> [Exercise requirements] Write out the whole listing below exactly, skipping each picture.

> [Recorded data]
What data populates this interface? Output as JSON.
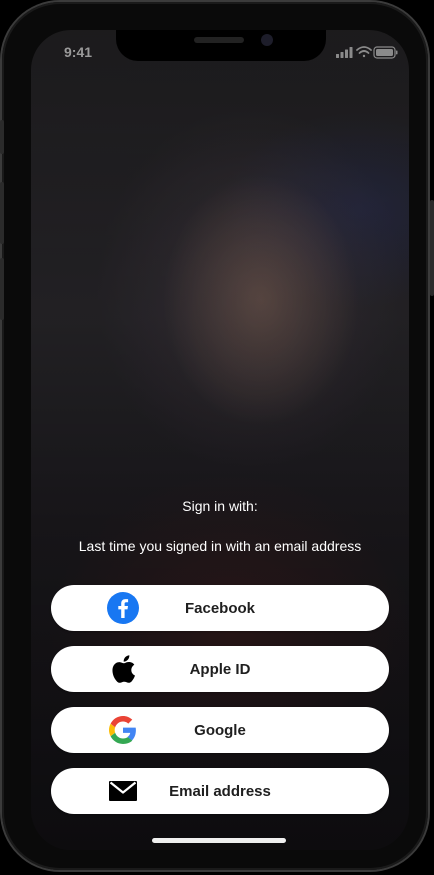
{
  "status_bar": {
    "time": "9:41",
    "icons": [
      "signal-icon",
      "wifi-icon",
      "battery-icon"
    ]
  },
  "sign_in": {
    "title": "Sign in with:",
    "subtitle": "Last time you signed in with an email address"
  },
  "buttons": [
    {
      "label": "Facebook",
      "icon": "facebook-icon",
      "color": "#1877F2"
    },
    {
      "label": "Apple ID",
      "icon": "apple-icon",
      "color": "#000000"
    },
    {
      "label": "Google",
      "icon": "google-icon",
      "color": "#4285F4"
    },
    {
      "label": "Email address",
      "icon": "mail-icon",
      "color": "#000000"
    }
  ]
}
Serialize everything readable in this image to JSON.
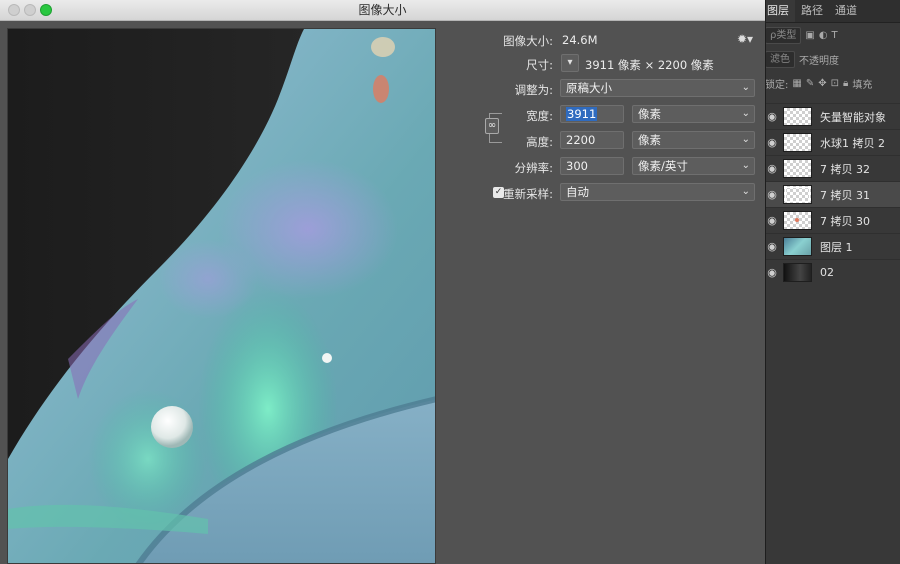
{
  "dialog": {
    "title": "图像大小",
    "image_size_label": "图像大小:",
    "image_size_value": "24.6M",
    "dimensions_label": "尺寸:",
    "dimensions_value": "3911 像素  ×  2200 像素",
    "fit_to_label": "调整为:",
    "fit_to_value": "原稿大小",
    "width_label": "宽度:",
    "width_value": "3911",
    "width_unit": "像素",
    "height_label": "高度:",
    "height_value": "2200",
    "height_unit": "像素",
    "resolution_label": "分辨率:",
    "resolution_value": "300",
    "resolution_unit": "像素/英寸",
    "resample_label": "重新采样:",
    "resample_checked": true,
    "resample_value": "自动"
  },
  "layers_panel": {
    "tabs": [
      "图层",
      "路径",
      "通道"
    ],
    "active_tab": "图层",
    "filter_kind": "ρ类型",
    "blend_mode": "滤色",
    "opacity_label": "不透明度",
    "lock_label": "锁定:",
    "fill_label": "填充",
    "layers": [
      {
        "name": "矢量智能对象",
        "thumb": "checker",
        "selected": false
      },
      {
        "name": "水球1 拷贝 2",
        "thumb": "checker",
        "selected": false
      },
      {
        "name": "7 拷贝 32",
        "thumb": "checker",
        "selected": false
      },
      {
        "name": "7 拷贝 31",
        "thumb": "checker",
        "selected": true
      },
      {
        "name": "7 拷贝 30",
        "thumb": "checker-dot",
        "selected": false
      },
      {
        "name": "图层 1",
        "thumb": "water",
        "selected": false
      },
      {
        "name": "02",
        "thumb": "dark",
        "selected": false
      }
    ]
  },
  "icons": {
    "gear": "gear-icon",
    "link": "link-chain-icon",
    "chevron": "chevron-down-icon",
    "eye": "eye-icon"
  },
  "colors": {
    "dialog_bg": "#525252",
    "panel_bg": "#383838",
    "selection": "#2f6bbf",
    "zoom_light": "#29c740"
  }
}
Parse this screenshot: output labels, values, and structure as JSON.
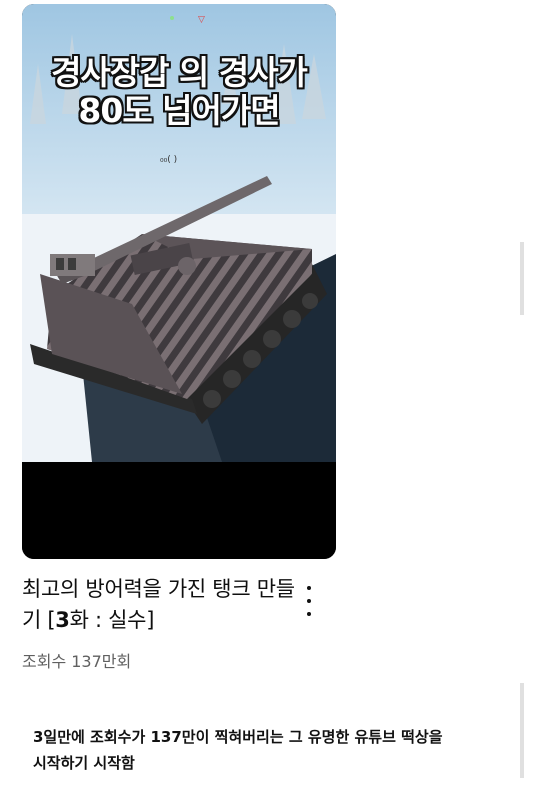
{
  "video": {
    "thumbnail_overlay_line1": "경사장갑 의 경사가",
    "thumbnail_overlay_line2": "80도 넘어가면",
    "title_part1": "최고의 방어력을 가진 탱크 만들기 [",
    "title_episode": "3",
    "title_part2": "화 : 실수]",
    "views": "조회수 137만회",
    "more_icon": "vertical-ellipsis-icon"
  },
  "caption": {
    "line1": "3일만에 조회수가 137만이 찍혀버리는 그 유명한 유튜브 떡상을",
    "line2": "시작하기 시작함"
  }
}
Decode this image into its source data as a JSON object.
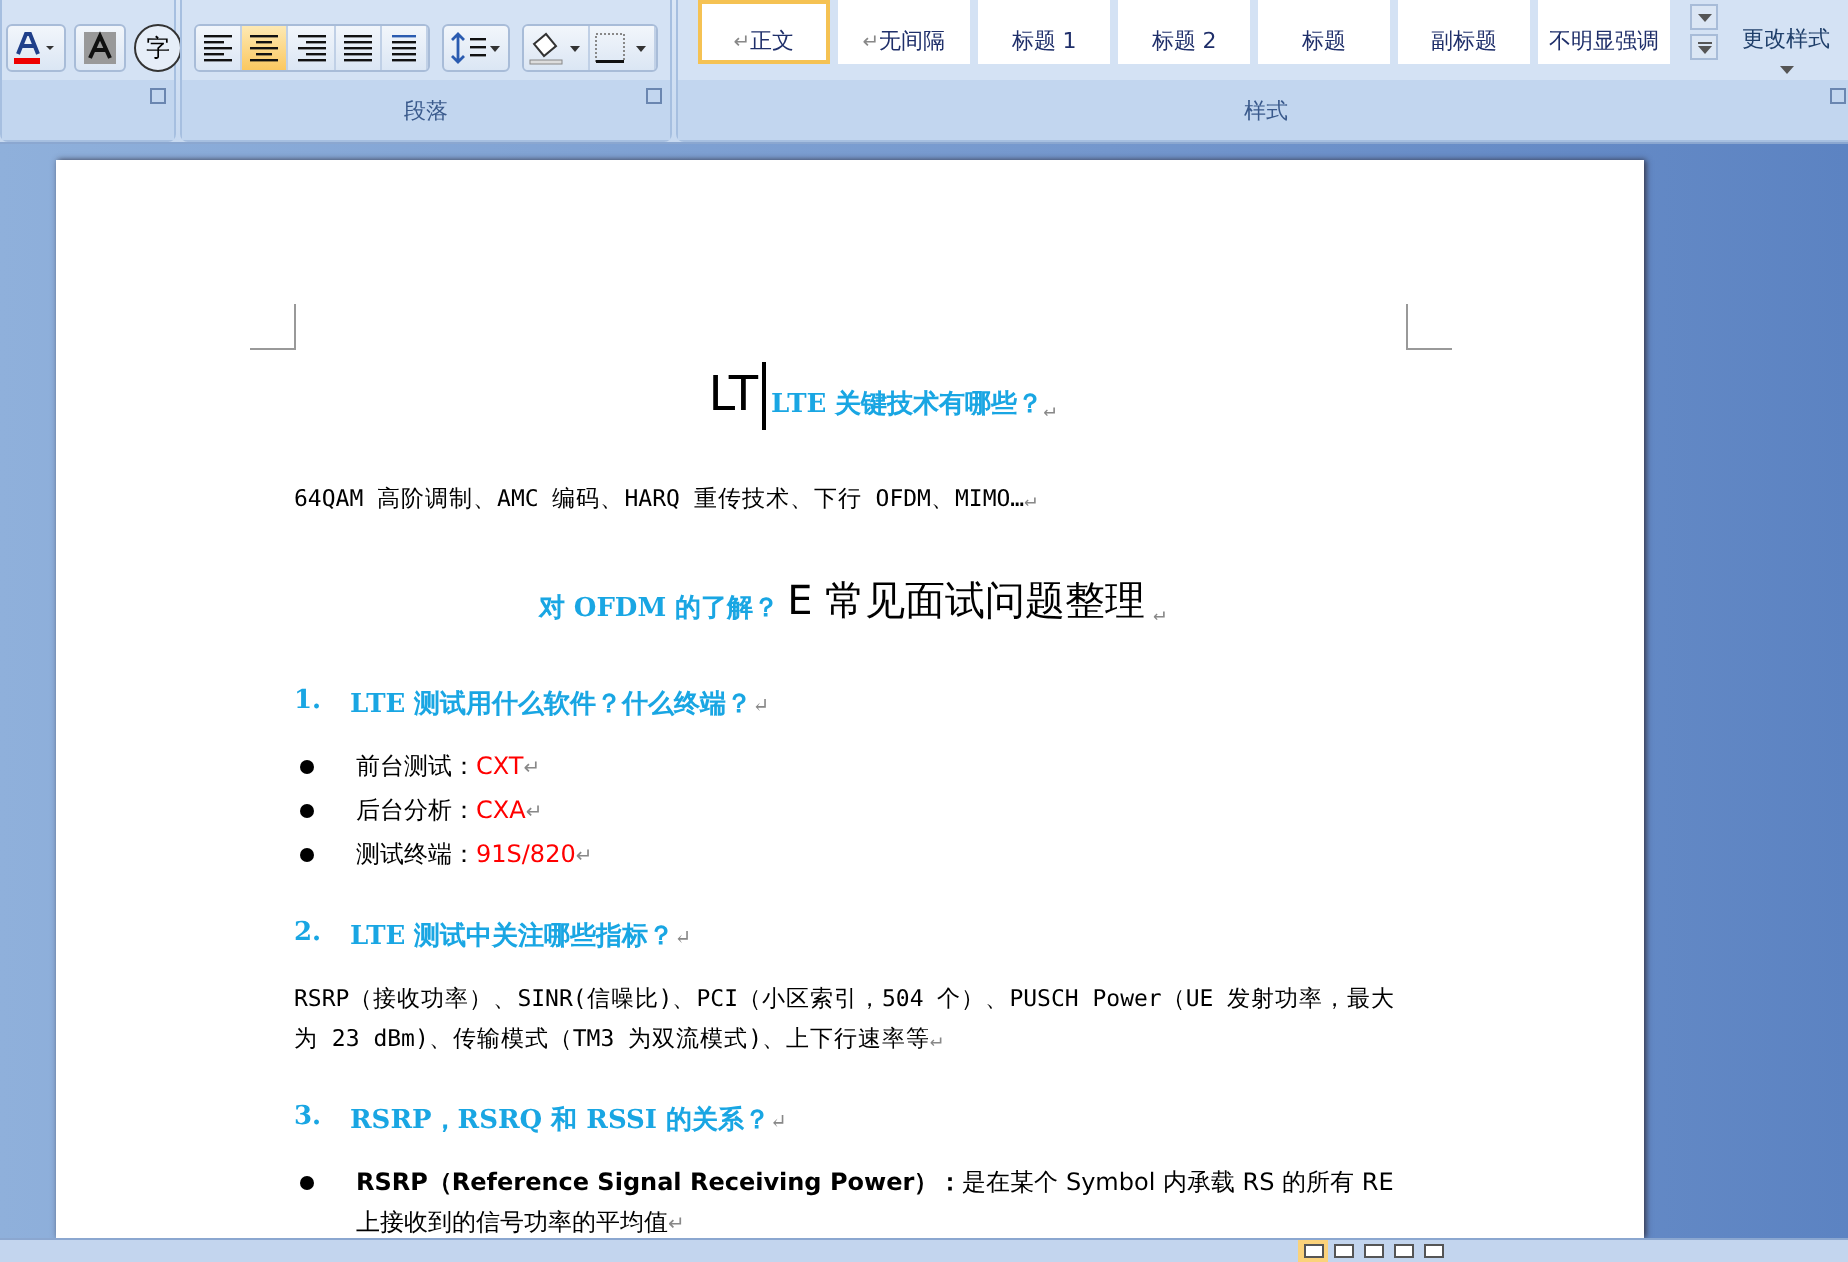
{
  "ribbon": {
    "font_group": {
      "enclosed_char": "字"
    },
    "paragraph_group": {
      "label": "段落",
      "align_buttons": [
        {
          "kind": "left",
          "selected": false
        },
        {
          "kind": "center",
          "selected": true
        },
        {
          "kind": "right",
          "selected": false
        },
        {
          "kind": "justify",
          "selected": false
        },
        {
          "kind": "distributed",
          "selected": false
        }
      ]
    },
    "styles_group": {
      "label": "样式",
      "styles": [
        {
          "label": "正文",
          "mark": "↵",
          "selected": true
        },
        {
          "label": "无间隔",
          "mark": "↵",
          "selected": false
        },
        {
          "label": "标题 1",
          "selected": false
        },
        {
          "label": "标题 2",
          "selected": false
        },
        {
          "label": "标题",
          "selected": false
        },
        {
          "label": "副标题",
          "selected": false
        },
        {
          "label": "不明显强调",
          "selected": false
        }
      ],
      "change_styles": "更改样式"
    }
  },
  "document": {
    "blocks": [
      {
        "kind": "title",
        "big": "LT",
        "text": "LTE 关键技术有哪些？",
        "mark": "↵"
      },
      {
        "kind": "paragraph",
        "text": "64QAM 高阶调制、AMC 编码、HARQ 重传技术、下行 OFDM、MIMO…",
        "mark": "↵"
      },
      {
        "kind": "title2",
        "text": "对 OFDM 的了解？",
        "big": "E 常见面试问题整理",
        "mark": "↵"
      },
      {
        "kind": "heading",
        "number": "1.",
        "text": "LTE 测试用什么软件？什么终端？",
        "mark": "↵"
      },
      {
        "kind": "bullet",
        "text": "前台测试：",
        "value": "CXT",
        "mark": "↵"
      },
      {
        "kind": "bullet",
        "text": "后台分析：",
        "value": "CXA",
        "mark": "↵"
      },
      {
        "kind": "bullet",
        "text": "测试终端：",
        "value": "91S/820",
        "mark": "↵"
      },
      {
        "kind": "heading",
        "number": "2.",
        "text": "LTE 测试中关注哪些指标？",
        "mark": "↵"
      },
      {
        "kind": "paragraph",
        "text": "RSRP（接收功率）、SINR(信噪比)、PCI（小区索引，504 个）、PUSCH Power（UE 发射功率，最大为 23 dBm)、传输模式（TM3 为双流模式)、上下行速率等",
        "mark": "↵"
      },
      {
        "kind": "heading",
        "number": "3.",
        "text": "RSRP，RSRQ 和 RSSI 的关系？",
        "mark": "↵"
      },
      {
        "kind": "bullet",
        "text": "**RSRP（Reference Signal Receiving Power）：**是在某个 Symbol 内承载 RS 的所有 RE 上接收到的信号功率的平均值",
        "mark": "↵"
      }
    ]
  }
}
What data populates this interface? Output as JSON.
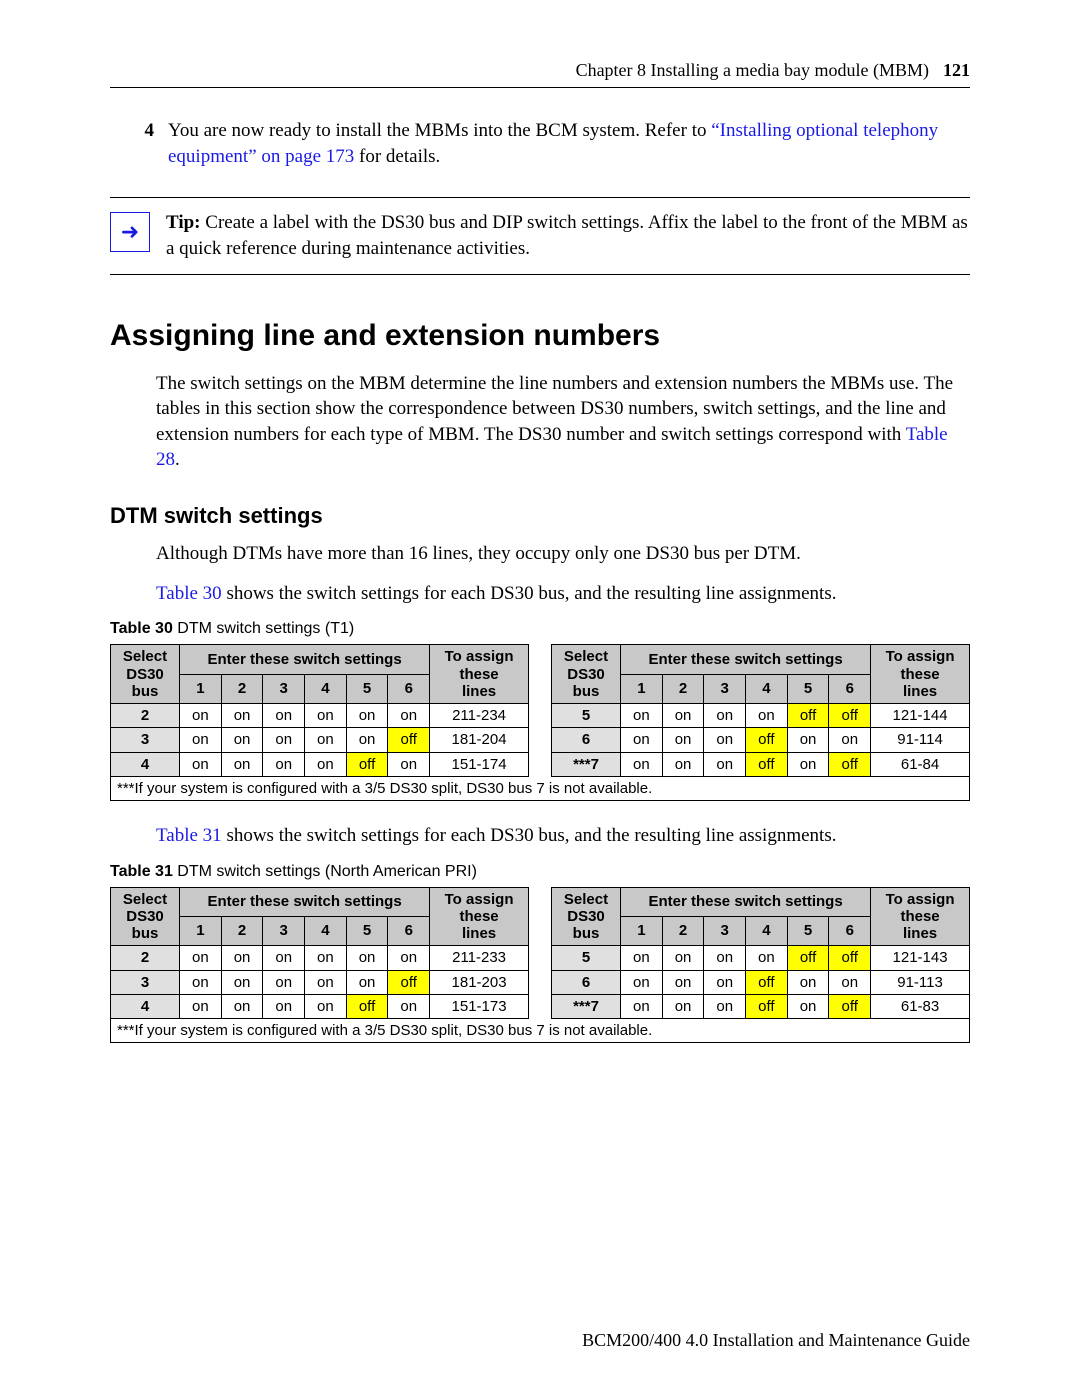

> [Written response]
What data populates this interface? Output as JSON.
{
  "status_bar": {
    "time": "9:41",
    "icons": [
      "signal-icon",
      "wifi-icon",
      "battery-icon"
    ]
  },
  "sign_in": {
    "title": "Sign in with:",
    "subtitle": "Last time you signed in with an email address"
  },
  "buttons": [
    {
      "label": "Facebook",
      "icon": "facebook-icon",
      "color": "#1877F2"
    },
    {
      "label": "Apple ID",
      "icon": "apple-icon",
      "color": "#000000"
    },
    {
      "label": "Google",
      "icon": "google-icon",
      "color": "#4285F4"
    },
    {
      "label": "Email address",
      "icon": "mail-icon",
      "color": "#000000"
    }
  ]
}
Serialize everything readable in this image to JSON.
{
  "dialog": {
    "title": "图像大小",
    "image_size_label": "图像大小:",
    "image_size_value": "24.6M",
    "dimensions_label": "尺寸:",
    "dimensions_value": "3911 像素  ×  2200 像素",
    "fit_to_label": "调整为:",
    "fit_to_value": "原稿大小",
    "width_label": "宽度:",
    "width_value": "3911",
    "width_unit": "像素",
    "height_label": "高度:",
    "height_value": "2200",
    "height_unit": "像素",
    "resolution_label": "分辨率:",
    "resolution_value": "300",
    "resolution_unit": "像素/英寸",
    "resample_label": "重新采样:",
    "resample_checked": true,
    "resample_value": "自动"
  },
  "layers_panel": {
    "tabs": [
      "图层",
      "路径",
      "通道"
    ],
    "active_tab": "图层",
    "filter_kind": "ρ类型",
    "blend_mode": "滤色",
    "opacity_label": "不透明度",
    "lock_label": "锁定:",
    "fill_label": "填充",
    "layers": [
      {
        "name": "矢量智能对象",
        "thumb": "checker",
        "selected": false
      },
      {
        "name": "水球1 拷贝 2",
        "thumb": "checker",
        "selected": false
      },
      {
        "name": "7 拷贝 32",
        "thumb": "checker",
        "selected": false
      },
      {
        "name": "7 拷贝 31",
        "thumb": "checker",
        "selected": true
      },
      {
        "name": "7 拷贝 30",
        "thumb": "checker-dot",
        "selected": false
      },
      {
        "name": "图层 1",
        "thumb": "water",
        "selected": false
      },
      {
        "name": "02",
        "thumb": "dark",
        "selected": false
      }
    ]
  },
  "icons": {
    "gear": "gear-icon",
    "link": "link-chain-icon",
    "chevron": "chevron-down-icon",
    "eye": "eye-icon"
  },
  "colors": {
    "dialog_bg": "#525252",
    "panel_bg": "#383838",
    "selection": "#2f6bbf",
    "zoom_light": "#29c740"
  }
}
Parse this screenshot: output labels, values, and structure as JSON.
{
  "video": {
    "thumbnail_overlay_line1": "경사장갑 의 경사가",
    "thumbnail_overlay_line2": "80도 넘어가면",
    "title_part1": "최고의 방어력을 가진 탱크 만들기 [",
    "title_episode": "3",
    "title_part2": "화 : 실수]",
    "views": "조회수 137만회",
    "more_icon": "vertical-ellipsis-icon"
  },
  "caption": {
    "line1": "3일만에 조회수가 137만이 찍혀버리는 그 유명한 유튜브 떡상을",
    "line2": "시작하기 시작함"
  }
}
Decode this image into its source data as a JSON object.
{
  "ribbon": {
    "font_group": {
      "enclosed_char": "字"
    },
    "paragraph_group": {
      "label": "段落",
      "align_buttons": [
        {
          "kind": "left",
          "selected": false
        },
        {
          "kind": "center",
          "selected": true
        },
        {
          "kind": "right",
          "selected": false
        },
        {
          "kind": "justify",
          "selected": false
        },
        {
          "kind": "distributed",
          "selected": false
        }
      ]
    },
    "styles_group": {
      "label": "样式",
      "styles": [
        {
          "label": "正文",
          "mark": "↵",
          "selected": true
        },
        {
          "label": "无间隔",
          "mark": "↵",
          "selected": false
        },
        {
          "label": "标题 1",
          "selected": false
        },
        {
          "label": "标题 2",
          "selected": false
        },
        {
          "label": "标题",
          "selected": false
        },
        {
          "label": "副标题",
          "selected": false
        },
        {
          "label": "不明显强调",
          "selected": false
        }
      ],
      "change_styles": "更改样式"
    }
  },
  "document": {
    "blocks": [
      {
        "kind": "title",
        "big": "LT",
        "text": "LTE 关键技术有哪些？",
        "mark": "↵"
      },
      {
        "kind": "paragraph",
        "text": "64QAM 高阶调制、AMC 编码、HARQ 重传技术、下行 OFDM、MIMO…",
        "mark": "↵"
      },
      {
        "kind": "title2",
        "text": "对 OFDM 的了解？",
        "big": "E 常见面试问题整理",
        "mark": "↵"
      },
      {
        "kind": "heading",
        "number": "1.",
        "text": "LTE 测试用什么软件？什么终端？",
        "mark": "↵"
      },
      {
        "kind": "bullet",
        "text": "前台测试：",
        "value": "CXT",
        "mark": "↵"
      },
      {
        "kind": "bullet",
        "text": "后台分析：",
        "value": "CXA",
        "mark": "↵"
      },
      {
        "kind": "bullet",
        "text": "测试终端：",
        "value": "91S/820",
        "mark": "↵"
      },
      {
        "kind": "heading",
        "number": "2.",
        "text": "LTE 测试中关注哪些指标？",
        "mark": "↵"
      },
      {
        "kind": "paragraph",
        "text": "RSRP（接收功率）、SINR(信噪比)、PCI（小区索引，504 个）、PUSCH Power（UE 发射功率，最大为 23 dBm)、传输模式（TM3 为双流模式)、上下行速率等",
        "mark": "↵"
      },
      {
        "kind": "heading",
        "number": "3.",
        "text": "RSRP，RSRQ 和 RSSI 的关系？",
        "mark": "↵"
      },
      {
        "kind": "bullet",
        "text": "**RSRP（Reference Signal Receiving Power）：**是在某个 Symbol 内承载 RS 的所有 RE 上接收到的信号功率的平均值",
        "mark": "↵"
      }
    ]
  }
}
What data populates this interface? Output as JSON.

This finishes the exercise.